David Crespo, of Guilford, was accused of forging documents to falsely represent that the pieces he sold were authentic works of art by Pablo Picasso and original signed lithographs by Marc Chagall. Federal prosecutors said he defrauded 10 people out of a total of at least $400,000.
Crespo, 60, was arrested after selling a fake lithograph to an undercover FBI agent at his Brandon Gallery in Madison.
Crespo pleaded guilty in September 2013 to one count of mail fraud. He nevertheless denied many of the government's allegations, saying if the art he sold was fake, he did not know it.
In federal court in New Haven, Crespo was sentenced to three years of supervised released in addition to his time in prison.
Original lithographs are authorized reproductions that have been created using a distinctive printing process. Authorities say that in January 2010, Crespo and the undercover agent discussed a lithograph known as "The Presentation of Chloe," which Crespo represented as an original that was part of a limited edition collection. The agent agreed to purchase the purported lithograph for $2,000.
In May 2012, Crespo shipped the item along with a "certificate of authenticity," which valued the piece at $12,750 "for insurance purposes," prosecutors said. It also stated that the piece was "hand signed by Chagall in crayon after the artist personally examined this particular example" and represented that it came from the collection of a longtime friend of the artist, prosecutors said.
But the friend did not exist and Crespo knew that the piece was a photo-mechanical production that was removed from a common edition book, authorities said.
The FBI searched Crespo's gallery in November 2012 and found packages of Chagall prints and apparent attempts at Chagall signatures, prosecutors said.

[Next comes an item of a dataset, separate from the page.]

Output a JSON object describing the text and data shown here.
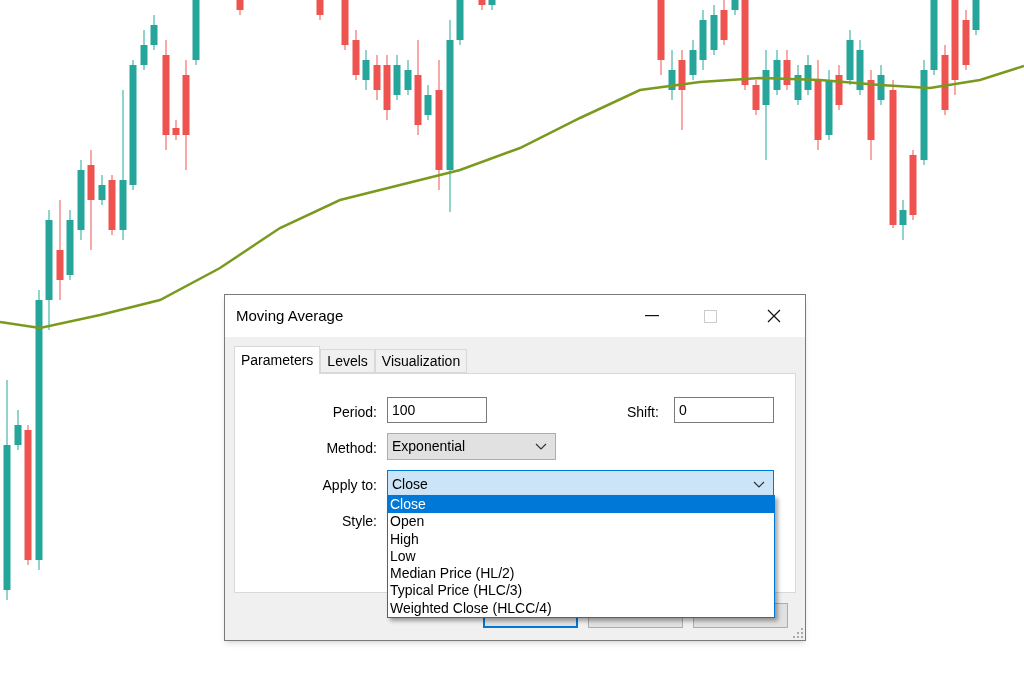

The original indictment included 12 counts and alleged that Crespo defrauded his customers by falsely representing that artwork he sold were original Chagall lithographs and Picasso pieces.